Lots of discussion the last few days about Rite Aid and CVS (and possibly other merchants) actually disabling existing NFC point of sale functionality simply because they were suddenly getting used (by Apple Pay).

NFC payments are nothing new – Android has supported them for a couple years now (on select phones, though not without some complicated political shenanigans between manufacturers and carriers). Not a lot of places support such contactless payments, though I’ve certainly been seeing more and more POS terminals with NFC-looking logos lately. And I’ve seen a LOT of new POS terminals going in recently (at Panera and Target, in particular) which definitely support the upcoming EMV (“Chip and PIN”) cards, and I believe also support NFC.

So it was a bit of a surprise when suddenly Rite Aid and CVS stopped processing NFC payments. The rumor is that they have some agreement with the Merchant Customer Exchange to specifically prohibit Apple Pay, which is silly. Apple Pay isn’t anything new (as far as I can tell), it’s just implemented on a very popular phone and so is actually getting traction today.

In a way, disabling all NFC payments is almost like saying “okay, yes, that’s a valid payment method, but we don’t take magnetic stripe cards anymore, sorry.” It would seem to me that the card networks (Visa, MasterCard, etc.) should be able to have a say in this, but I’m not sure they’ve spoken up yet.

This is all made much worse by the apparent reasoning behind the new policy: They want to push their own solution. Which itself has several problems:
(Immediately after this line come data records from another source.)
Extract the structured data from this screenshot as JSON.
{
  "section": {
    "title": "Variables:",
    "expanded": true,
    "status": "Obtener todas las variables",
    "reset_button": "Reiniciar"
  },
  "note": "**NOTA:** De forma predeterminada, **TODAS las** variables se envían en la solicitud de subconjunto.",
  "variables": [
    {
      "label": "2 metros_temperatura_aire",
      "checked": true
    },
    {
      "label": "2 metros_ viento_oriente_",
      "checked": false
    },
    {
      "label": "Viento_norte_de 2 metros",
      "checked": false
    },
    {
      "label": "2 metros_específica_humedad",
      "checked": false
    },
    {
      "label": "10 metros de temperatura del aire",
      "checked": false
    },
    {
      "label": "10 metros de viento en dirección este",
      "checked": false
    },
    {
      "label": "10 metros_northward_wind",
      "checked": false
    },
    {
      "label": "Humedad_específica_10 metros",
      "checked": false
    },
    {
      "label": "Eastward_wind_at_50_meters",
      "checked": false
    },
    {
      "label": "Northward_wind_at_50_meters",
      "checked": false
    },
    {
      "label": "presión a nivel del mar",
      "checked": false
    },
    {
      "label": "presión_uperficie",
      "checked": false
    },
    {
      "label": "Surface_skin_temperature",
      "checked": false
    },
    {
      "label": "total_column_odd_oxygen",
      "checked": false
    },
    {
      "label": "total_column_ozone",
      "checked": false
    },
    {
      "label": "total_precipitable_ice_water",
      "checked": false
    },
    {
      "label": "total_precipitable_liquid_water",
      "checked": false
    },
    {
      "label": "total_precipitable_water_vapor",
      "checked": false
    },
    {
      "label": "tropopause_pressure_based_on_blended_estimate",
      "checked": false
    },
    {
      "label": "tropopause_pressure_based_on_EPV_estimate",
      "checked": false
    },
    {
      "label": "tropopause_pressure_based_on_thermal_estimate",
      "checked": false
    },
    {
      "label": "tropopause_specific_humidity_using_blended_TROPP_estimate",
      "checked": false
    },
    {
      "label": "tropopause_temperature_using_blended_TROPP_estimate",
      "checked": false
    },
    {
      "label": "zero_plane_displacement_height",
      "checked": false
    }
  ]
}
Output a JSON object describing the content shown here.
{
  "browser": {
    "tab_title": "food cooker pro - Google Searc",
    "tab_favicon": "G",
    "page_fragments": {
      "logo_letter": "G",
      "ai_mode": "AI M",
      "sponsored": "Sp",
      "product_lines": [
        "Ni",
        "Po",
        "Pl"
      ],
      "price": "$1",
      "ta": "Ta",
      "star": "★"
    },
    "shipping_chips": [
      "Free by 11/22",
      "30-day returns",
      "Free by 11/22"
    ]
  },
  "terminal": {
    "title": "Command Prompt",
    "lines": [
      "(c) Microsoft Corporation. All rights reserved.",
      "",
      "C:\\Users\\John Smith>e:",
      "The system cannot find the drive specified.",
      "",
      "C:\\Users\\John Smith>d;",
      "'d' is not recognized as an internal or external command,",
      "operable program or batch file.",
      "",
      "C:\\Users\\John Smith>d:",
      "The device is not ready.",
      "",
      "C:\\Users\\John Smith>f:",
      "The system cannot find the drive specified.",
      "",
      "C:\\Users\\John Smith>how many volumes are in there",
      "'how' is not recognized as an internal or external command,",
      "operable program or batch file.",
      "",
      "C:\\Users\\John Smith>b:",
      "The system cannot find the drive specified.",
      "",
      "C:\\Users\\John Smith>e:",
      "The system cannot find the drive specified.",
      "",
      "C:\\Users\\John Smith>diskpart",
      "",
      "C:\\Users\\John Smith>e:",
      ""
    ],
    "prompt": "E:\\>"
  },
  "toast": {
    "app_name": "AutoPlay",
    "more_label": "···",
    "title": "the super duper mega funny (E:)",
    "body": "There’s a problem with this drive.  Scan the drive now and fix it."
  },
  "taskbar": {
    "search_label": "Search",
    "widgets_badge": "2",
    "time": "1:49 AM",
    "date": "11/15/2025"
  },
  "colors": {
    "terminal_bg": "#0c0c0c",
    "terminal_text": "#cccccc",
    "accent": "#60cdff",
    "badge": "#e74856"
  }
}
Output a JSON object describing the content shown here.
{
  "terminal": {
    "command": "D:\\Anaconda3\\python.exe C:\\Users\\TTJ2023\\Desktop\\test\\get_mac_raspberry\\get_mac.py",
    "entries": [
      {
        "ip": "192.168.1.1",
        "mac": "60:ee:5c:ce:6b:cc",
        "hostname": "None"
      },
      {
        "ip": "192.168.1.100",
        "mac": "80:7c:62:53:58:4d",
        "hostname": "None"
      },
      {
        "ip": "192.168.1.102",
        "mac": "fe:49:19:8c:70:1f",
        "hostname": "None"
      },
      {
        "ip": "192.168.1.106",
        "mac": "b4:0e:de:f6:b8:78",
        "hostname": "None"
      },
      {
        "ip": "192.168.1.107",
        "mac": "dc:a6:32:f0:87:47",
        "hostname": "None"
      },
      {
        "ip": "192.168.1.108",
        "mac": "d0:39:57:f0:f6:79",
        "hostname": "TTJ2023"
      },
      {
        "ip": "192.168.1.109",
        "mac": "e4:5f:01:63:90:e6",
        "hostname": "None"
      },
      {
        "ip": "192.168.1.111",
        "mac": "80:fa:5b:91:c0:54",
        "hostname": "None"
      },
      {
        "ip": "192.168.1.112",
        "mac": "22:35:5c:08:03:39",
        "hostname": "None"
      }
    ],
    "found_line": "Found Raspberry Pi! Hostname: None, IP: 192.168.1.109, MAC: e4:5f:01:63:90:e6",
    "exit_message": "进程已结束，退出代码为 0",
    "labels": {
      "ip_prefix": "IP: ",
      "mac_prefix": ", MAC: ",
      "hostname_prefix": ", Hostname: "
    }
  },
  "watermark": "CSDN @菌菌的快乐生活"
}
  • It’s much clunkier (you have to launch an app, scan a code, accept the charge, and then display a new code on the phone for the cashier to scan back)
  • It’s not as secure (on iPhones, the Apple Pay data is stored in a separate, secure chip. For these apps, it’s stored in the phone’s filesystem)
  • It links directly to your checking account (not to bank credit cards)
  • It’s not as private (one big goal of the system is to “encourage loyalty” by providing customers with targeted offers and coupons)
  • It’s not even available yet

Obviously, the “friction” that such a cumbersome interface presents is a big reason that I think this will eventually fail. But I’m far more worried about the direct links to bank accounts. And much more annoyed about the “loyalty” and privacy aspects.

If a merchant wants my loyalty, they can build it, strongly, in a very simple manner: Have the products I want, at prices I find reasonable, and offered in an environment with a pleasant shopping experience. Fail on any of those three criteria and I’ll only shop at your store grudgingly. Succeed on all three, and your locations will always be at the top of my list.

In addition to the great Tech Crunch article linked by this post, there’s also some good commentary from Gruber (which links to some other articles), and I think the simplest description of the problem in this great image from Dan Frommer.

"Can't wait for the mobile payments app from the company that designed this receipt." - Dan Frommer

"Can't wait for the mobile payments app from the company that designed this receipt." - Dan Frommer

For once, I’m glad that my iPhone is a year out-of-cycle. By the time I’ve upgraded to the iPhone 6S (or whatever it’ll be called), hopefully the MCX thing will have died a very swift and public death, and Apple Pay (along with Android based NFC payments as well) will simply work.

As @BenedictEvans said:

Few things are more predictable than the failure of a tech product made by an industry consortium of non-tech companies.

I can’t wait for this prediction to come true.